Work required - Set down the data below once more, precisely as it reads.

▬▬▬▬▬▬

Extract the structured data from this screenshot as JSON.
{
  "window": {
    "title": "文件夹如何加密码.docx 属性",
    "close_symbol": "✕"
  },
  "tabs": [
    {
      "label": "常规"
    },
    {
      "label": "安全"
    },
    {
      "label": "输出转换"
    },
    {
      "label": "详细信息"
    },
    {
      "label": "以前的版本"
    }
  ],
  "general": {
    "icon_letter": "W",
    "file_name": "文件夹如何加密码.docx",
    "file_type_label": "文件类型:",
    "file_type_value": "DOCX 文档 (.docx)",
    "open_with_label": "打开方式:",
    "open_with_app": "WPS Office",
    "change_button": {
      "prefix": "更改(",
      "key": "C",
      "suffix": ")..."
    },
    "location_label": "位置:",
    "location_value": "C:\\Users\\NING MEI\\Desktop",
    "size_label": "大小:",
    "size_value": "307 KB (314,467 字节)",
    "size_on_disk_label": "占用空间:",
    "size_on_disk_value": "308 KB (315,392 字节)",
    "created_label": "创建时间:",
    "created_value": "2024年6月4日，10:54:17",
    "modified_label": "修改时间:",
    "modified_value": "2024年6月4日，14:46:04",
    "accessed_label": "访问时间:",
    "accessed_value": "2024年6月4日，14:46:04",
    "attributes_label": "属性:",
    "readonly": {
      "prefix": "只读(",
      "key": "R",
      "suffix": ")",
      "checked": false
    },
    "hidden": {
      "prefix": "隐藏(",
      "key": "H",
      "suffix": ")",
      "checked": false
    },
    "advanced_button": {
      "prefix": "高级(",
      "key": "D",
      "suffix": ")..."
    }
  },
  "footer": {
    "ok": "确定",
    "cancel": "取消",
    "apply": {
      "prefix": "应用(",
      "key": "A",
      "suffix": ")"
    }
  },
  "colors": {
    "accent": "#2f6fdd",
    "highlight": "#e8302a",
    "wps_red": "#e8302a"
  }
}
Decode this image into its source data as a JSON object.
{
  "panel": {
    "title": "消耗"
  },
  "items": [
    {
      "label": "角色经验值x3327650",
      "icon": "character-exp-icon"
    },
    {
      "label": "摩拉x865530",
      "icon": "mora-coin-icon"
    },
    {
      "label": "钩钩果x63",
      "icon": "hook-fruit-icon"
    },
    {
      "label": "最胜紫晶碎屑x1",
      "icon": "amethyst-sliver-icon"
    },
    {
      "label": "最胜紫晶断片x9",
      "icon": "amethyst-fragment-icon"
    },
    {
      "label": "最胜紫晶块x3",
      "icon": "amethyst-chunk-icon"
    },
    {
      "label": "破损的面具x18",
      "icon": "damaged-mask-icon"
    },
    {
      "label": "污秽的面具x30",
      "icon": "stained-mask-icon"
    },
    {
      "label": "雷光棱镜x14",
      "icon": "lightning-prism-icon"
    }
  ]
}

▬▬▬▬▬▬

Response to this task -
Extract the structured data from this screenshot as JSON.
{
  "window": {
    "title": "文件夹如何加密码.docx 属性",
    "close_symbol": "✕"
  },
  "tabs": [
    {
      "label": "常规"
    },
    {
      "label": "安全"
    },
    {
      "label": "输出转换"
    },
    {
      "label": "详细信息"
    },
    {
      "label": "以前的版本"
    }
  ],
  "general": {
    "icon_letter": "W",
    "file_name": "文件夹如何加密码.docx",
    "file_type_label": "文件类型:",
    "file_type_value": "DOCX 文档 (.docx)",
    "open_with_label": "打开方式:",
    "open_with_app": "WPS Office",
    "change_button": {
      "prefix": "更改(",
      "key": "C",
      "suffix": ")..."
    },
    "location_label": "位置:",
    "location_value": "C:\\Users\\NING MEI\\Desktop",
    "size_label": "大小:",
    "size_value": "307 KB (314,467 字节)",
    "size_on_disk_label": "占用空间:",
    "size_on_disk_value": "308 KB (315,392 字节)",
    "created_label": "创建时间:",
    "created_value": "2024年6月4日，10:54:17",
    "modified_label": "修改时间:",
    "modified_value": "2024年6月4日，14:46:04",
    "accessed_label": "访问时间:",
    "accessed_value": "2024年6月4日，14:46:04",
    "attributes_label": "属性:",
    "readonly": {
      "prefix": "只读(",
      "key": "R",
      "suffix": ")",
      "checked": false
    },
    "hidden": {
      "prefix": "隐藏(",
      "key": "H",
      "suffix": ")",
      "checked": false
    },
    "advanced_button": {
      "prefix": "高级(",
      "key": "D",
      "suffix": ")..."
    }
  },
  "footer": {
    "ok": "确定",
    "cancel": "取消",
    "apply": {
      "prefix": "应用(",
      "key": "A",
      "suffix": ")"
    }
  },
  "colors": {
    "accent": "#2f6fdd",
    "highlight": "#e8302a",
    "wps_red": "#e8302a"
  }
}
Decode this image into its source data as a JSON object.
{
  "panel": {
    "title": "消耗"
  },
  "items": [
    {
      "label": "角色经验值x3327650",
      "icon": "character-exp-icon"
    },
    {
      "label": "摩拉x865530",
      "icon": "mora-coin-icon"
    },
    {
      "label": "钩钩果x63",
      "icon": "hook-fruit-icon"
    },
    {
      "label": "最胜紫晶碎屑x1",
      "icon": "amethyst-sliver-icon"
    },
    {
      "label": "最胜紫晶断片x9",
      "icon": "amethyst-fragment-icon"
    },
    {
      "label": "最胜紫晶块x3",
      "icon": "amethyst-chunk-icon"
    },
    {
      "label": "破损的面具x18",
      "icon": "damaged-mask-icon"
    },
    {
      "label": "污秽的面具x30",
      "icon": "stained-mask-icon"
    },
    {
      "label": "雷光棱镜x14",
      "icon": "lightning-prism-icon"
    }
  ]
}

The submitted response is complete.